The U. S. Marine Corps has launched an aggressive new advertising campaign aimed at attracting more
women recruits. It’s a smart move since the all-volunteer Corps is struggling to make its annual quotas. And, while the Corps has accepted women in administrative roles since 1918, it’s only recently begun putting the distaff side in harm’s way.
War being the dirty business that it is, the Corps has to do what the Corps has to do to create awareness and build credibility. But, I must say I find the new ads disingenuous at best.
One, for example, features a very aggressive-looking woman and a headline that reads: “Wanted: leadership that inspires Marines under your command and Americans everywhere."
There’s no doubt that Marine Corps training build confidence, moral and physical strength and, I’m sure, leadership qualities. But, I believe the Corps also needs to let female recruits know what they’re getting themselves into. The current situation in Iraq and Afghanistan shows no sign of letting up, much less improving. So, while the recruits may indeed be leading fellow Marines and inspiring Americans everywhere, they’re also likely to be shipped to an active war zone. And, that’s the rub. I’m just not sure very many prime, 18-year-old prospects understand the grim realities of Baghdad, Falujah and elsewhere. And, I think the U.S. Marine Corps owes our nation’s youth a fully transparent story.
I applaud those who volunteer, but I’d also like women everywhere to realize what they’re signing up for.
Excellent points. Thanks so much. I have no doubt recruiters make it very clear what’s what. Again, my issue was with an advertising campaign that I found to be less than forthcoming.
“Selling the dream” is exactly what the Marine Corps is doing, and has been since its inception. But it also delivers the dream. The Marine Corps has no need to pay advertising dollars for a message that I would hope even an 18 year old recognizes: We are a nation at war, and our service members are in harm’s way. As with all advertising, a one page glossy could never tell the whole story. However, I have yet to meet a Marine, recruiter or otherwise, who did not espouse our ethos and mission as ‘soldiers of the sea’, and ‘every Marine a rifleman’. A Marine prospect, male or female, gets the message loudly and clearly…well before signing the dotted line.
Really appreciate the comment/observation. And I take your point. That said, this particular campaign emphasizes leadership and, in my mind, sends a disingenuous message to an 18-year-old (ie. selling the dream of leadership as opposed to the reality of potentially being in harm’s way from day one.)

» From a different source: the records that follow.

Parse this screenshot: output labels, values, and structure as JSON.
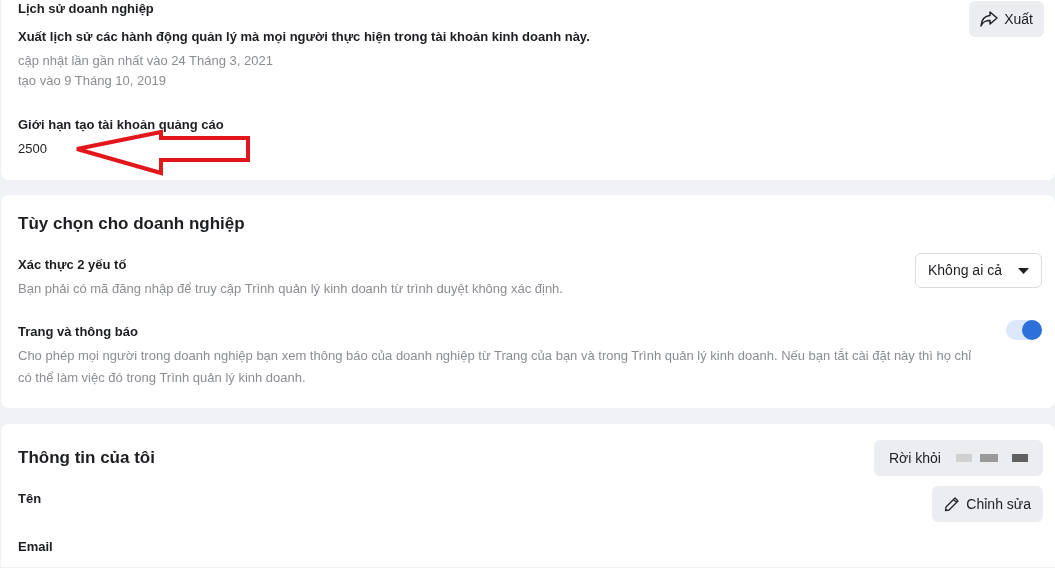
{
  "business_history": {
    "title": "Lịch sử doanh nghiệp",
    "export_button": "Xuất",
    "description": "Xuất lịch sử các hành động quản lý mà mọi người thực hiện trong tài khoản kinh doanh này.",
    "updated": "cập nhật lần gần nhất vào 24 Tháng 3, 2021",
    "created": "tạo vào 9 Tháng 10, 2019",
    "ad_limit_label": "Giới hạn tạo tài khoản quảng cáo",
    "ad_limit_value": "2500"
  },
  "business_options": {
    "title": "Tùy chọn cho doanh nghiệp",
    "settings": [
      {
        "kind": "dropdown",
        "title": "Xác thực 2 yếu tố",
        "description": "Bạn phải có mã đăng nhập để truy cập Trình quản lý kinh doanh từ trình duyệt không xác định.",
        "value": "Không ai cả"
      },
      {
        "kind": "toggle",
        "title": "Trang và thông báo",
        "description": "Cho phép mọi người trong doanh nghiệp bạn xem thông báo của doanh nghiệp từ Trang của bạn và trong Trình quản lý kinh doanh. Nếu bạn tắt cài đặt này thì họ chỉ có thể làm việc đó trong Trình quản lý kinh doanh.",
        "on": true
      }
    ]
  },
  "my_info": {
    "title": "Thông tin của tôi",
    "leave_button": "Rời khỏi",
    "edit_button": "Chỉnh sửa",
    "fields": [
      {
        "label": "Tên"
      },
      {
        "label": "Email"
      }
    ]
  }
}
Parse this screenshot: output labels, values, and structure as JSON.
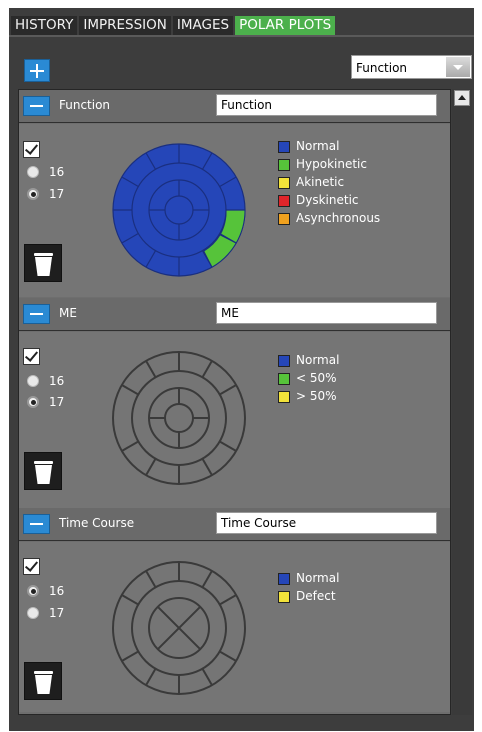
{
  "tabs": [
    {
      "label": "HISTORY",
      "active": false
    },
    {
      "label": "IMPRESSION",
      "active": false
    },
    {
      "label": "IMAGES",
      "active": false
    },
    {
      "label": "POLAR PLOTS",
      "active": true
    }
  ],
  "toolbar": {
    "add_icon": "plus-icon",
    "plot_type_select": {
      "value": "Function"
    }
  },
  "panels": [
    {
      "title": "Function",
      "name_value": "Function",
      "checked": true,
      "segments": [
        {
          "label": "16",
          "selected": false
        },
        {
          "label": "17",
          "selected": true
        }
      ],
      "legend": [
        {
          "label": "Normal",
          "color": "#2546b8"
        },
        {
          "label": "Hypokinetic",
          "color": "#56c33a"
        },
        {
          "label": "Akinetic",
          "color": "#f2e23a"
        },
        {
          "label": "Dyskinetic",
          "color": "#e0252a"
        },
        {
          "label": "Asynchronous",
          "color": "#f0a11e"
        }
      ],
      "plot_fill": "#2546b8",
      "highlight_color": "#56c33a"
    },
    {
      "title": "ME",
      "name_value": "ME",
      "checked": true,
      "segments": [
        {
          "label": "16",
          "selected": false
        },
        {
          "label": "17",
          "selected": true
        }
      ],
      "legend": [
        {
          "label": "Normal",
          "color": "#2546b8"
        },
        {
          "label": "< 50%",
          "color": "#56c33a"
        },
        {
          "label": "> 50%",
          "color": "#f2e23a"
        }
      ]
    },
    {
      "title": "Time Course",
      "name_value": "Time Course",
      "checked": true,
      "segments": [
        {
          "label": "16",
          "selected": true
        },
        {
          "label": "17",
          "selected": false
        }
      ],
      "legend": [
        {
          "label": "Normal",
          "color": "#2546b8"
        },
        {
          "label": "Defect",
          "color": "#f2e23a"
        }
      ]
    }
  ]
}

People don’t join the Marine Corps because they want to be in the military. They join because they want to be a Marine. They want the kind of leadership experience and the camaraderie one can only find in the Marine Corps. Having gone through the recruitment process myself after the first Gulf War, I can tell you that the Marines never tried to downplay the potential of serving during war time. Being in a war is a reality of serving in the military, no matter when you join. The Marine Corps has never promised anything more than simply being a Marine. The Army highlights paying for education, the Navy pushes traveling the world. The Corps promised being a Marine, and that’s what appeals to those who join.